- What needs to be done -
Print every record below exactly as written.

[[ Information shown open ]]

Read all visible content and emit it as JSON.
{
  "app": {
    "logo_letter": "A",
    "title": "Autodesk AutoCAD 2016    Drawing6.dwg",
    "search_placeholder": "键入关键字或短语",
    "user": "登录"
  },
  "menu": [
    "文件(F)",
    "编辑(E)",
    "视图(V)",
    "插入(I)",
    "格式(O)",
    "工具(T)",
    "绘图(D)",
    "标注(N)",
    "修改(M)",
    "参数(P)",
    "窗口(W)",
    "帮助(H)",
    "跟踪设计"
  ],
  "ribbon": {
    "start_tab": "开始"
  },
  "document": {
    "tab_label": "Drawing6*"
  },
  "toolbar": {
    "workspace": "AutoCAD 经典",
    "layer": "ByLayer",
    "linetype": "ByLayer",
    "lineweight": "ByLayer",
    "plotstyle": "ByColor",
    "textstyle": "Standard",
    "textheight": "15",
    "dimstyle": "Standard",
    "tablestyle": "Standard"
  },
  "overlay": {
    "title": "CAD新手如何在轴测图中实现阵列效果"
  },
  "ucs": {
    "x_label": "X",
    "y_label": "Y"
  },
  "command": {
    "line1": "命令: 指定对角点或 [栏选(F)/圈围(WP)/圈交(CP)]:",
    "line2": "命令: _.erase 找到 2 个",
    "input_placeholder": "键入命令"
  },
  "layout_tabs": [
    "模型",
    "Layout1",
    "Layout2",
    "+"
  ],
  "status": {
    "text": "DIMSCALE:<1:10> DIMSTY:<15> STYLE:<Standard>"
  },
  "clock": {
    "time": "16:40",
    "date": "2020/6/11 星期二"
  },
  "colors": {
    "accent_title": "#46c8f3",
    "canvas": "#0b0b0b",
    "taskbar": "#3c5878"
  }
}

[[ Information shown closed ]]

- Answer to this exercise -
Read all visible content and emit it as JSON.
{
  "app": {
    "logo_letter": "A",
    "title": "Autodesk AutoCAD 2016    Drawing6.dwg",
    "search_placeholder": "键入关键字或短语",
    "user": "登录"
  },
  "menu": [
    "文件(F)",
    "编辑(E)",
    "视图(V)",
    "插入(I)",
    "格式(O)",
    "工具(T)",
    "绘图(D)",
    "标注(N)",
    "修改(M)",
    "参数(P)",
    "窗口(W)",
    "帮助(H)",
    "跟踪设计"
  ],
  "ribbon": {
    "start_tab": "开始"
  },
  "document": {
    "tab_label": "Drawing6*"
  },
  "toolbar": {
    "workspace": "AutoCAD 经典",
    "layer": "ByLayer",
    "linetype": "ByLayer",
    "lineweight": "ByLayer",
    "plotstyle": "ByColor",
    "textstyle": "Standard",
    "textheight": "15",
    "dimstyle": "Standard",
    "tablestyle": "Standard"
  },
  "overlay": {
    "title": "CAD新手如何在轴测图中实现阵列效果"
  },
  "ucs": {
    "x_label": "X",
    "y_label": "Y"
  },
  "command": {
    "line1": "命令: 指定对角点或 [栏选(F)/圈围(WP)/圈交(CP)]:",
    "line2": "命令: _.erase 找到 2 个",
    "input_placeholder": "键入命令"
  },
  "layout_tabs": [
    "模型",
    "Layout1",
    "Layout2",
    "+"
  ],
  "status": {
    "text": "DIMSCALE:<1:10> DIMSTY:<15> STYLE:<Standard>"
  },
  "clock": {
    "time": "16:40",
    "date": "2020/6/11 星期二"
  },
  "colors": {
    "accent_title": "#46c8f3",
    "canvas": "#0b0b0b",
    "taskbar": "#3c5878"
  }
}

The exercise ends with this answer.